As primarily DIY-ers, we take all the low-cost help and advice that we can get. And in the bust years it was almost embarrassingly easy to find. When we walked into Lowes as new homeowners, a former contractor (we’ll call him Dave) basically served as our personal shopper on and off for months. We’d walk in with our lists, end up lost and somehow Dave would come rescue us and walk us through the store with our list and cart not only loading us up, but giving us how-to tips and advice along the way. (Dave had to have been seriously underpaid for the level of service we got.)
These days, Dave is long gone (and we presume on to greener pastures, so good for him!). In his place are helpers that can’t even multiply or divide so aren’t always all that helpful…
While loading 20 pieces of 1/2″ ultra-light drywall into a rented Home Depot truck earlier this year…
Home Depot Helper (HDH): We might be getting close to the weight limit of the truck.
Mr PoP: It says the weight limit is 3,500lbs, I think we’re fine.
HDH: It’ll make a really loud beep if we load too much.
Mrs PoP: We’ve only got 20 sheets here.
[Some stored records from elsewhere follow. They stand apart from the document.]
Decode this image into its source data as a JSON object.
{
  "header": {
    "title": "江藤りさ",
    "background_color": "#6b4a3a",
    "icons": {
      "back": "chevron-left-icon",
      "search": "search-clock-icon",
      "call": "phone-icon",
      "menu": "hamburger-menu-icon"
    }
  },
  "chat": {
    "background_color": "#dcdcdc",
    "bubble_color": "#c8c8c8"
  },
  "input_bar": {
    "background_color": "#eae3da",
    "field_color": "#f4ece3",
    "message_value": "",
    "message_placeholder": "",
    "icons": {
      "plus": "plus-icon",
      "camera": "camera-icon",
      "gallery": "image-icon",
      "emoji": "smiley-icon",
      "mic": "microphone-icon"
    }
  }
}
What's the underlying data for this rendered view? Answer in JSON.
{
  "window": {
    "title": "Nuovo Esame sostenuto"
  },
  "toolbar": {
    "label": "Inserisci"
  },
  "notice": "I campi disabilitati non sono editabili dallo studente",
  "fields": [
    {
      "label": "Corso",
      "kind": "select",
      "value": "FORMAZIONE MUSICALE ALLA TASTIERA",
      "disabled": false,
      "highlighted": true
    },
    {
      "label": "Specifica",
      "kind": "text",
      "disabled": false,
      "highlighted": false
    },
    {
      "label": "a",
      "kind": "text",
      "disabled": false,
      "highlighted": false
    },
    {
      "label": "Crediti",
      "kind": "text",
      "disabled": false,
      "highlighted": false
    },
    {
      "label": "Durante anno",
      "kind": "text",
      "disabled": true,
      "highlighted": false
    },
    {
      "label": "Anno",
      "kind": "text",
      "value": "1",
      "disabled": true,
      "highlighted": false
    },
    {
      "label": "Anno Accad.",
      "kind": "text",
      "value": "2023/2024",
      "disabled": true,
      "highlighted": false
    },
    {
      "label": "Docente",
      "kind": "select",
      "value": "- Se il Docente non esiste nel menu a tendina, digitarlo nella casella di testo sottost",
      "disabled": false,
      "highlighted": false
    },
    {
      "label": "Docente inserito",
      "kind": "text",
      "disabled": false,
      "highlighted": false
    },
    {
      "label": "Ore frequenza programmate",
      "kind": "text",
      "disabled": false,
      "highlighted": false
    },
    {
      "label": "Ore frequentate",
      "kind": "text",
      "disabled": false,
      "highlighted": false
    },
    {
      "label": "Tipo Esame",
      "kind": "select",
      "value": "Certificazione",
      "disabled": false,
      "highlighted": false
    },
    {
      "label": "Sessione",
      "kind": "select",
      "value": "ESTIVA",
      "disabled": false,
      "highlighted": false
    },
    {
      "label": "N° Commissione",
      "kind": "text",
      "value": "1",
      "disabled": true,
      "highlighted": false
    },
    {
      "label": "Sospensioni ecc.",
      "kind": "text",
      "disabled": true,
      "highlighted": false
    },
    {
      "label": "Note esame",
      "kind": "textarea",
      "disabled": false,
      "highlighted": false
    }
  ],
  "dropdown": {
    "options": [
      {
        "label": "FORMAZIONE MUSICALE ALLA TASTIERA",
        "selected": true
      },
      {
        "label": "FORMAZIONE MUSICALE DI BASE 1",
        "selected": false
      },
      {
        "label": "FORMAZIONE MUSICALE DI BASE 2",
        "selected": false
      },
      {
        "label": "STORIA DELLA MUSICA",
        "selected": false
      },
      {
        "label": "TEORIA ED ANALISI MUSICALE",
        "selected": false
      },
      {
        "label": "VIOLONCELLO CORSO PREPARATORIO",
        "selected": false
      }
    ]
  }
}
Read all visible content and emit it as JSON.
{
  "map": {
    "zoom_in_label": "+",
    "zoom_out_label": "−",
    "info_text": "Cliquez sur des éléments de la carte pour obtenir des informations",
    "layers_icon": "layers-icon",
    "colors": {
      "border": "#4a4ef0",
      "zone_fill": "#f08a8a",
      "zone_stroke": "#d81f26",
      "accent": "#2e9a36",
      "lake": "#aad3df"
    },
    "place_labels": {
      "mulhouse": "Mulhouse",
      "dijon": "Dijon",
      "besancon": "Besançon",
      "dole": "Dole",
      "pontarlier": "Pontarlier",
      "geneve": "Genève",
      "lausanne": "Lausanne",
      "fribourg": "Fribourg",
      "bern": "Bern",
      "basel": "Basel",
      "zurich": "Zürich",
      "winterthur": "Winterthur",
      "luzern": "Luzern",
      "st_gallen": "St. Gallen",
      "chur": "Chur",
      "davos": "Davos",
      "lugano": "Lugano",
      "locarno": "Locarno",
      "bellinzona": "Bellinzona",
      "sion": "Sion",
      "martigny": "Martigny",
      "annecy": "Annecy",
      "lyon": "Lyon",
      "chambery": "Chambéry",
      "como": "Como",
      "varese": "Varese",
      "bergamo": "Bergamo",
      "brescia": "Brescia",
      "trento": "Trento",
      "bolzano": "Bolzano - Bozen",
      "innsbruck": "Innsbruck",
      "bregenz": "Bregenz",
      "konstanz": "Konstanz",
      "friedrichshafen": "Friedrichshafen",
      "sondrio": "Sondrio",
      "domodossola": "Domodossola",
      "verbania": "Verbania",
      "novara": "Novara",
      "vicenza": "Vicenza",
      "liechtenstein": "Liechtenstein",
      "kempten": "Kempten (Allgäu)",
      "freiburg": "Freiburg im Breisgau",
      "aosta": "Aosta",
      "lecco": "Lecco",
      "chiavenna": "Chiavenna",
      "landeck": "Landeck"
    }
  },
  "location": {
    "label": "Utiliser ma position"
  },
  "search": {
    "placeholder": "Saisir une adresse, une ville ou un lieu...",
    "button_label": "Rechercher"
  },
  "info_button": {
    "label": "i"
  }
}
With a limit of 3,500lbs, each would have to weigh over 150lbs before we’re even getting close to the limit. They can’t weigh nearly that much, so I think we’re fine.
HDH: Blank stare… It was like I blew his mind with multiplication.
Mr PoP: We’ll stop if the truck starts to beep, we promise.
After getting in the truck… we both sighed and agreed that Dave would have known exactly how much each piece of drywall weighed. (Turns out the answer is 40 and 48 lbs each for the two different kinds we were getting. We were way under the weight limit.)
Needless to say, we’re not walking in to Lowes or Home Depot these days expecting to be able to talk with someone with years of trades experience under their belt the way we could just a few years ago. And that’s good for those tradespeople because they’ve found higher paying opportunities elsewhere, but it means we need to find our help elsewhere and go to the store knowing exactly what we need and where to find it.
We’re Different Too…
Back in 2009-2010, our income was roughly 1/3 of what it is today. While we weren’t exactly at a “bust” level of income then, we are definitely “booming” today by comparison. Back then we were DIY-ing major repairs because it was pretty much the only way we could afford to do them (and there was no putting off replacement of rotting wood siding and roofing). It was sometimes stressful coming up with the money from month-to-month to pay for the renovations.
Now we’re DIY-ing major cosmetic changes because that’s the only way we choose to pay for them. And it feels very different. Where we were a lone fish swimming upstream through an empty river, now we’re one of many swimming downstream all at once, competing for resources. And while there’s a certain amount of camaraderie that we’ve found in renovating at the same time as so many of our neighbors, friends, and coworkers, I’m not sure that outweighs how hectic it has felt at times trying to do our renovation at the same time as so many others. =P
What’s it like in your neck of the woods? Would you rather remodel in a boom or in a bust?